• Dataset rows for apps and sites
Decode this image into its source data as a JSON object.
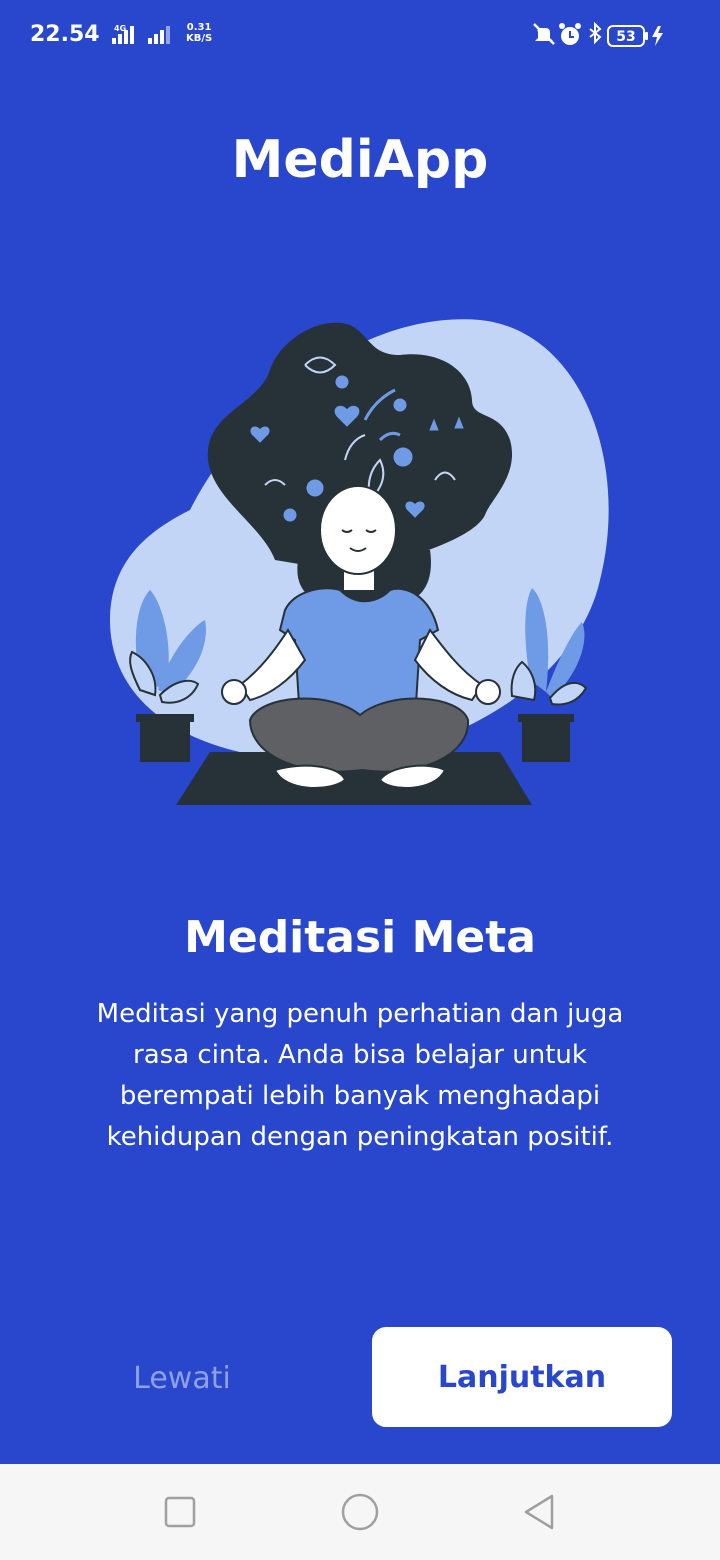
{
  "status_bar": {
    "time": "22.54",
    "network_type": "4G",
    "net_speed_value": "0.31",
    "net_speed_unit": "KB/S",
    "battery": "53",
    "icons": [
      "signal-icon",
      "signal-icon",
      "mute-vibrate-icon",
      "alarm-icon",
      "bluetooth-icon",
      "battery-icon",
      "charging-icon"
    ]
  },
  "app": {
    "title": "MediApp"
  },
  "onboarding": {
    "headline": "Meditasi Meta",
    "description": "Meditasi yang penuh perhatian dan juga rasa cinta. Anda bisa belajar untuk berempati lebih banyak menghadapi kehidupan dengan peningkatan positif."
  },
  "actions": {
    "skip_label": "Lewati",
    "next_label": "Lanjutkan"
  },
  "nav_bar": {
    "icons": [
      "recent-apps-icon",
      "home-icon",
      "back-icon"
    ]
  },
  "colors": {
    "background": "#2847cc",
    "button_text": "#2847cc",
    "skip_text": "#8ea0e6",
    "illustration_light": "#c3d5f7",
    "illustration_accent": "#6f9be6",
    "illustration_dark": "#263238"
  }
}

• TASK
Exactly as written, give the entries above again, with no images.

• THE COMPLETED TASK
Decode this image into its source data as a JSON object.
{
  "status_bar": {
    "time": "22.54",
    "network_type": "4G",
    "net_speed_value": "0.31",
    "net_speed_unit": "KB/S",
    "battery": "53",
    "icons": [
      "signal-icon",
      "signal-icon",
      "mute-vibrate-icon",
      "alarm-icon",
      "bluetooth-icon",
      "battery-icon",
      "charging-icon"
    ]
  },
  "app": {
    "title": "MediApp"
  },
  "onboarding": {
    "headline": "Meditasi Meta",
    "description": "Meditasi yang penuh perhatian dan juga rasa cinta. Anda bisa belajar untuk berempati lebih banyak menghadapi kehidupan dengan peningkatan positif."
  },
  "actions": {
    "skip_label": "Lewati",
    "next_label": "Lanjutkan"
  },
  "nav_bar": {
    "icons": [
      "recent-apps-icon",
      "home-icon",
      "back-icon"
    ]
  },
  "colors": {
    "background": "#2847cc",
    "button_text": "#2847cc",
    "skip_text": "#8ea0e6",
    "illustration_light": "#c3d5f7",
    "illustration_accent": "#6f9be6",
    "illustration_dark": "#263238"
  }
}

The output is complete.